Becoming active participants in challenging advertising can serve as an alternative way in changing the path of the industry. How about creating ads that appeal to the women in a positive, affirming way that doesn’t shun them from one another? Instead, it could celebrate the diversity of women. I think completely eradicating the pervasiveness of the ‘ideal’ woman (thin, tall, slender, without blemishes, flawless, etc.) is impossible. I’m saying this only because I’m considering how deeply entrenched it is in our current society and how ‘thin’ and ‘fat’ will always remain social constructs. However, in creating advertisements that appeal to woman without separating them from one another and creating dividing lines between what is believed as ‘beautiful,’ and ‘ugly,’ maybe it can certainly diverge the ingrained notion of an idealized beauty. In increasing awareness of this through advertisements that are created in this realm of positivity and acceptance, it could be possible that people in the future will adapt to this. This is why it is crucial to be able to examine media with a critical lens.

What constitutes the effectiveness of ads is how much our culture depends on them to make us ‘acceptable’. The toxicity of these warped messages that draw from our inadequacies precisely explain why it’s critical to disseminate and discuss advertisements in our media landscape. Rather than questioning our self-worth based on what these ads promote, why don’t we question why we’re allowing these messages to dictate who we need to become? We so desperately need to be aware of the manipulative messages these companies send. It is imperative to see the prosaic methods these advertisements use to leech onto our lack of esteem. Realize that it is because of these messages, which enable the pervasiveness of such ideologies in our society. Look at the bigger picture. Be cognizant of them.
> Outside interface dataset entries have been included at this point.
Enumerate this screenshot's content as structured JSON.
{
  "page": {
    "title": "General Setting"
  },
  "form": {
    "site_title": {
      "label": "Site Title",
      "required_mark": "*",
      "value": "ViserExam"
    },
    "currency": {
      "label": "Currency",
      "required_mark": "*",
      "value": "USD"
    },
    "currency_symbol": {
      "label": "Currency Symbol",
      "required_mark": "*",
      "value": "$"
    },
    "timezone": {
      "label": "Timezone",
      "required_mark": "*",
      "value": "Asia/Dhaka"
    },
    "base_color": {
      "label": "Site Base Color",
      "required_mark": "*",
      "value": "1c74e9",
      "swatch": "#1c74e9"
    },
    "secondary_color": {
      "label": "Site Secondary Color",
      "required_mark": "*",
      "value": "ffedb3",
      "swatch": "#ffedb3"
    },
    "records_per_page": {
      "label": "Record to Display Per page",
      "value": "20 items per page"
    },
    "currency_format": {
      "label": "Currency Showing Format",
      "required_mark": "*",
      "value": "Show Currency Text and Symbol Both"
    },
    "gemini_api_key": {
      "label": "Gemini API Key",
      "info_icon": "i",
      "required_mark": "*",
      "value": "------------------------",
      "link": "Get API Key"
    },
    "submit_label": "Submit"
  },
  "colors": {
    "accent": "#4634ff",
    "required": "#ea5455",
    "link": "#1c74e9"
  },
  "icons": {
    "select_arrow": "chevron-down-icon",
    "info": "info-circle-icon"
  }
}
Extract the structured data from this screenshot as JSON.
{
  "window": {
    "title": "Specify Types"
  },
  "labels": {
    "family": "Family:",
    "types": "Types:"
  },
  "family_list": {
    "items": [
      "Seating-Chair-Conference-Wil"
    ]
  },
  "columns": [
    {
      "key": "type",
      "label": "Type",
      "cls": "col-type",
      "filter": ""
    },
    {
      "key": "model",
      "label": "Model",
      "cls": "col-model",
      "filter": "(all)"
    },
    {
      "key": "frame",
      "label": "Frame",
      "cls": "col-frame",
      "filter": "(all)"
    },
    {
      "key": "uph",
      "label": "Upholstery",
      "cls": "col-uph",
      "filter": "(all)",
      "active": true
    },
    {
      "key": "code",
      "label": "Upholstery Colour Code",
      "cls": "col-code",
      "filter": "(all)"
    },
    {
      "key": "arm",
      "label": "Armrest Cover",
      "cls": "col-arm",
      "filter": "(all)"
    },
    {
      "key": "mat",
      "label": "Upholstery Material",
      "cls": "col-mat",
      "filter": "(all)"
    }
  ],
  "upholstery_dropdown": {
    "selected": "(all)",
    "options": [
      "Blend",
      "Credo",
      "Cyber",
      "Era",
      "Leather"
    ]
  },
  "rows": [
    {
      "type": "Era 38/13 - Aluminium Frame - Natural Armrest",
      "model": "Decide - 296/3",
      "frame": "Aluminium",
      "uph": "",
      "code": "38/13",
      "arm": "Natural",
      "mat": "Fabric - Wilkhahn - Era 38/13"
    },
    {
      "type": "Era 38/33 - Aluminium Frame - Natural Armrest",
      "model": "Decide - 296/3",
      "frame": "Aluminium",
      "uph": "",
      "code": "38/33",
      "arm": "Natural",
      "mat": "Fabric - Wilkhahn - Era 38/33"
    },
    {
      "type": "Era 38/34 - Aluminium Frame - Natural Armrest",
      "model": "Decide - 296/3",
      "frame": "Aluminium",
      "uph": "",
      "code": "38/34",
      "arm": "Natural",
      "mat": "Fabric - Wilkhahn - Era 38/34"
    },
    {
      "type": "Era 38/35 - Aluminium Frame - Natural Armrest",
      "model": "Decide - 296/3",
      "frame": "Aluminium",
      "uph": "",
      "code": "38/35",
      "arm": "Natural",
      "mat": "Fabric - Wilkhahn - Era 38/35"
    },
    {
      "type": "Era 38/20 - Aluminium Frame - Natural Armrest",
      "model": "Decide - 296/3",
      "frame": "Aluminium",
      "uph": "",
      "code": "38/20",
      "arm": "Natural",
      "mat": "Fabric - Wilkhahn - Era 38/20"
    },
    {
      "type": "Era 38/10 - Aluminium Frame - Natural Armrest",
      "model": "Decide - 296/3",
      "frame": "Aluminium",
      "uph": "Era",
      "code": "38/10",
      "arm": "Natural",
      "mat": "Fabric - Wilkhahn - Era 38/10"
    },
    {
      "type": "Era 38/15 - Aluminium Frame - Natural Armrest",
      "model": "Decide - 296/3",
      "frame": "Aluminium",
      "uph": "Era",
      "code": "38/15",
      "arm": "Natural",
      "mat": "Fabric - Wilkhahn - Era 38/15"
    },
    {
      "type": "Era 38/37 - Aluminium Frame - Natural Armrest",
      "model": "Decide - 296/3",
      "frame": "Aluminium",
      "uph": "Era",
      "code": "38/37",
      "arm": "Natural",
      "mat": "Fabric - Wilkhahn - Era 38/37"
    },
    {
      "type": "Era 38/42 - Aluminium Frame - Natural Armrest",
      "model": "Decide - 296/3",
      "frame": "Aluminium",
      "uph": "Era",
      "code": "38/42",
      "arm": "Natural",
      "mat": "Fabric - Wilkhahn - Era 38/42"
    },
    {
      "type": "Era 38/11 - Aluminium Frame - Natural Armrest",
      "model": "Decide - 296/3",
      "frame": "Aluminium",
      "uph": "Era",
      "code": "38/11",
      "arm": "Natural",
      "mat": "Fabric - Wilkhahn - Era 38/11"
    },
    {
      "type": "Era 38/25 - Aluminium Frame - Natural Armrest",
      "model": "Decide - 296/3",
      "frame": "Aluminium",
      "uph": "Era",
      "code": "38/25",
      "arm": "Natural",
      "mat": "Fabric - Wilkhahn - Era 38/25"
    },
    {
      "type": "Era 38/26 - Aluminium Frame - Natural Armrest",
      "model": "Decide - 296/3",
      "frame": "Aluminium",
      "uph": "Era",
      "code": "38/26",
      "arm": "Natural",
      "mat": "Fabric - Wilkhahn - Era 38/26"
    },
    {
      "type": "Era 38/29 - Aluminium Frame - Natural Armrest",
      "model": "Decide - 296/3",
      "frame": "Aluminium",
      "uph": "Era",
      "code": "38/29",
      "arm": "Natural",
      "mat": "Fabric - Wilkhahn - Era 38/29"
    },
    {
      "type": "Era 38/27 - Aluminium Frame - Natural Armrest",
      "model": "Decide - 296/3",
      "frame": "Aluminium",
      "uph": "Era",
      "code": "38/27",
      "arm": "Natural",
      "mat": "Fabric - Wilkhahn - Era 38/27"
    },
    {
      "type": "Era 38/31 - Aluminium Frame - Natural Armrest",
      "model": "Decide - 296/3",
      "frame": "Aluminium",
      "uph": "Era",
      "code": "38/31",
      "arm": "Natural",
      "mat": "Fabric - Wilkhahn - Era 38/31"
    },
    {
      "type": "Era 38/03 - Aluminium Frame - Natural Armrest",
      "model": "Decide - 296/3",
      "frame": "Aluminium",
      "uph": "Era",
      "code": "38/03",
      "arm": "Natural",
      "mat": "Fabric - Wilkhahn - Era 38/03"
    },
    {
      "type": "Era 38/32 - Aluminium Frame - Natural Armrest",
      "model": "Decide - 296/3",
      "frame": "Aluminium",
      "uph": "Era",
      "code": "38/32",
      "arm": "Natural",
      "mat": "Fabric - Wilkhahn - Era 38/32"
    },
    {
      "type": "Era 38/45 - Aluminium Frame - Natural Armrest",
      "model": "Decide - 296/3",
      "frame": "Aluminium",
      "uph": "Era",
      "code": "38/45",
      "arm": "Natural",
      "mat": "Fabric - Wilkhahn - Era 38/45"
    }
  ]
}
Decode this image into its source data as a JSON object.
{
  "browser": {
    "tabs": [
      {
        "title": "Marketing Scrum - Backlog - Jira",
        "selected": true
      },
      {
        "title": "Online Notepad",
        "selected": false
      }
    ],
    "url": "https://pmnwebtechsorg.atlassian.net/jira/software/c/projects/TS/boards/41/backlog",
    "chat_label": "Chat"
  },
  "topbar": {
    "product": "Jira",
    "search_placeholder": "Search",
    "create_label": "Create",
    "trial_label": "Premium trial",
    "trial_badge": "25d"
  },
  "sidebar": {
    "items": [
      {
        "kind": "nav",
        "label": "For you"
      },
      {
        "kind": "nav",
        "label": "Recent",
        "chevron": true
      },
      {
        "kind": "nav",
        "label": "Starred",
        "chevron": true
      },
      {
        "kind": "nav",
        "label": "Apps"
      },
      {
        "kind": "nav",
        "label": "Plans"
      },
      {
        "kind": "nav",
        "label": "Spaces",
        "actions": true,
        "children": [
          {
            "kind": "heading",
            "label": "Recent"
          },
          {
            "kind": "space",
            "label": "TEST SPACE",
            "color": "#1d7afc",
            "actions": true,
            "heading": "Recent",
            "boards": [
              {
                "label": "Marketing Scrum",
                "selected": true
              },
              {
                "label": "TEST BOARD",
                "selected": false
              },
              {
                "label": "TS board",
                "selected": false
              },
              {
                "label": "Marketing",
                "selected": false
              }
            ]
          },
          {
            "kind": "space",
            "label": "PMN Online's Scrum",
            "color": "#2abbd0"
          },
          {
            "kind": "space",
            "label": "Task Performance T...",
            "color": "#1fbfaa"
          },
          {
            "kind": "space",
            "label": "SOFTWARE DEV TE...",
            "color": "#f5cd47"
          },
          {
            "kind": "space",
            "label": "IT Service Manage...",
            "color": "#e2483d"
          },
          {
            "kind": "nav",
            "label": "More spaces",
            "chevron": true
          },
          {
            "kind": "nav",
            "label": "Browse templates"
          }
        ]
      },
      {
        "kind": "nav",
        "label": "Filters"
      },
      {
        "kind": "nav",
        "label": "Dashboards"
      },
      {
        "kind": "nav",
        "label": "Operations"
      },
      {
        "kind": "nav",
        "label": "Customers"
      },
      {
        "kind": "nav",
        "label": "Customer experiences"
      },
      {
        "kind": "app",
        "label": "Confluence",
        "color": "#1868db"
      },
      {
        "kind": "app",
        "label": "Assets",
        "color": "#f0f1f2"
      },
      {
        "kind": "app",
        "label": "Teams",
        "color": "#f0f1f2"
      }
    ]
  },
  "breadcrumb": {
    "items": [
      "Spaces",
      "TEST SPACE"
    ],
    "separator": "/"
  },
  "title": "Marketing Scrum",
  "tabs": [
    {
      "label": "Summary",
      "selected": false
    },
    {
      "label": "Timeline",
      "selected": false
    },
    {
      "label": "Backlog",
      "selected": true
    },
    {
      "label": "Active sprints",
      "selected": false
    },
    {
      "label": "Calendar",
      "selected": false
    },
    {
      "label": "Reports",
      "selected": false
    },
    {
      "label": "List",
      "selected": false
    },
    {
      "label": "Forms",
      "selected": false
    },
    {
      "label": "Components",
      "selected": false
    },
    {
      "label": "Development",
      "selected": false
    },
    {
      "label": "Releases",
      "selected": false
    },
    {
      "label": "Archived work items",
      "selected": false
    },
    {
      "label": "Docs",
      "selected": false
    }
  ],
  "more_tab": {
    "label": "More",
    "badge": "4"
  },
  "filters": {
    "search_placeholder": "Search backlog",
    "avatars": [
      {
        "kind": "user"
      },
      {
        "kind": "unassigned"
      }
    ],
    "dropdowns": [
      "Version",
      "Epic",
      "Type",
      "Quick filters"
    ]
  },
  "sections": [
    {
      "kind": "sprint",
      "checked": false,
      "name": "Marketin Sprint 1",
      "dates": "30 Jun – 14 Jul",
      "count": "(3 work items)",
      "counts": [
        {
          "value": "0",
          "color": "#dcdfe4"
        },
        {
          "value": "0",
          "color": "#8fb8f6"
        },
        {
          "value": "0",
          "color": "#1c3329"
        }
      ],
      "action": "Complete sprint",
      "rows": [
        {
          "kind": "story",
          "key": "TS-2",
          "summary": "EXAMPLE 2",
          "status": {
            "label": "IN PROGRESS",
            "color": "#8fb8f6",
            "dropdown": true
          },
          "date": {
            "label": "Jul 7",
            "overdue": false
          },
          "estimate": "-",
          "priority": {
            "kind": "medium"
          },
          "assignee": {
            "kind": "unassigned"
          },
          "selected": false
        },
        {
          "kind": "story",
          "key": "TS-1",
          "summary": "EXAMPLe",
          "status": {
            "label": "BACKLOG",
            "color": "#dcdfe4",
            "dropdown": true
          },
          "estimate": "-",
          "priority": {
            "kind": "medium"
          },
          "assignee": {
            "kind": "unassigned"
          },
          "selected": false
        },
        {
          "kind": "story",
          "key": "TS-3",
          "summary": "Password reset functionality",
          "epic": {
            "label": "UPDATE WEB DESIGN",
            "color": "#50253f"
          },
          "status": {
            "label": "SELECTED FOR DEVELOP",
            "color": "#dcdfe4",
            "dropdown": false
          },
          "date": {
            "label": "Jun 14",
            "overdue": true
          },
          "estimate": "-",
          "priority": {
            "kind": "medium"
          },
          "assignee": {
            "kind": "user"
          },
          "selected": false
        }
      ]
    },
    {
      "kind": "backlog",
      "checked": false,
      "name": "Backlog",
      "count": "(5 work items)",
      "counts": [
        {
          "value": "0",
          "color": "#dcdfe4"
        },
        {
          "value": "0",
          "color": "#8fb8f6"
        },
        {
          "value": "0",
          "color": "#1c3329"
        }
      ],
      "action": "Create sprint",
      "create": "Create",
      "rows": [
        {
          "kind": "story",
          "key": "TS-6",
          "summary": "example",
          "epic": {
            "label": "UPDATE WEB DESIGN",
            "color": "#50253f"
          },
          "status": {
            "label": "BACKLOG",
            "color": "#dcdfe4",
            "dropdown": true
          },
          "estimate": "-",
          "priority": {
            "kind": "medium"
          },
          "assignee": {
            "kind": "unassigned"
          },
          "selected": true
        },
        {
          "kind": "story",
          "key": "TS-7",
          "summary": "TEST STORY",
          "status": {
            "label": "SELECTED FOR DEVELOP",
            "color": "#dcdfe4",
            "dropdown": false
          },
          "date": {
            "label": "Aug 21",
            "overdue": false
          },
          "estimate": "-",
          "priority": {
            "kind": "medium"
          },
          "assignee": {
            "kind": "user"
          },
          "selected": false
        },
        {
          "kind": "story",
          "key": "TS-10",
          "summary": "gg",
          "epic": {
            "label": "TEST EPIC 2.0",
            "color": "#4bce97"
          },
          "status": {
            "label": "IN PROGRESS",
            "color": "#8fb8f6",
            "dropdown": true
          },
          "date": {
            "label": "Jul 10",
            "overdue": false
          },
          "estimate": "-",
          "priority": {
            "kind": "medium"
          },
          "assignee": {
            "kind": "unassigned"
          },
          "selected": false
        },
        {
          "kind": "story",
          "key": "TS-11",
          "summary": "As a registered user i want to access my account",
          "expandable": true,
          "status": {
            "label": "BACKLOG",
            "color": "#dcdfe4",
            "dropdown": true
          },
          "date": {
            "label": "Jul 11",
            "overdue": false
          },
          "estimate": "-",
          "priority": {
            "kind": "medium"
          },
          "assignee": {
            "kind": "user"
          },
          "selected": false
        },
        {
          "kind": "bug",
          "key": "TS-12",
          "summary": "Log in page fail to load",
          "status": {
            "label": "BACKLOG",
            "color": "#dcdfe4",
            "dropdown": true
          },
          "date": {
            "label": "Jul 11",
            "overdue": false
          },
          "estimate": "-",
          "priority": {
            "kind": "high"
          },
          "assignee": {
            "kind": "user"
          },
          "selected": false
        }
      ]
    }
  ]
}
And most importantly, challenge them.




Cortese, Anthony J. “Constructed Bodies, Deconstructing Ads: Sexism in Advertising.” Rowman & Littlefield Publishers, 2007. 45-76. Web. 7 Mar. 2014.

Kilbourne, Jean. “Beauty and the Beast of Advertising.” Los Angeles: Center for Media and Values, 1989. 121-125. Web. 7 Mar. 2014.

Interesting article I came across regarding an open apology made by a weight loss consultant to all her clients: (Huffington Post led me to this link).

Readings Due 3/1 Project Topic Due Post 3 announced.

READINGS DUE (on Blackboard):
Advertising, Magazines and Women
4 short essays from Gender Race and Class in Media
Sex Lies and Advertising – Gloria Steinem Ms. Magazine
Beauty and the Beast of Advertising– Jean Kilbourne
Reading Images Critically – Douglas Kellner
Commodity Lesbianism – Danae Clark
-Anthony Cortese, Constructed Bodies, Deconstructing Ads Sexism in Advertising
-Naomi Wolf , Culture from The Beauty Myth
Two tweets this week
Semester project topic due printed and handed-in
2 paragraphs explaining your semester project idea as well as any research and resources you expect you use.
(Full semester project proposal and resources will be due 3/15)
POST 3 DUE 3/22
Using all of your readings, class discussions and additional research develop a short essay addressing advertising images and the sexism, racism and power hierarchies found in so many of these. What is the purpose of these images? What unintended effects might these pervasive images have or reflect? Is popular culture found in these? Learned? Critiqued? In addition to this analysis find or construct an alternative to these mainstream images and explain why it is different. Carefully draw out advertising strategies and goals and provide alternative paths for the industry or alternative anti-advertising messages.
5-6 paragraphs. Include citations of the readings in your post, images and links to relevant resources.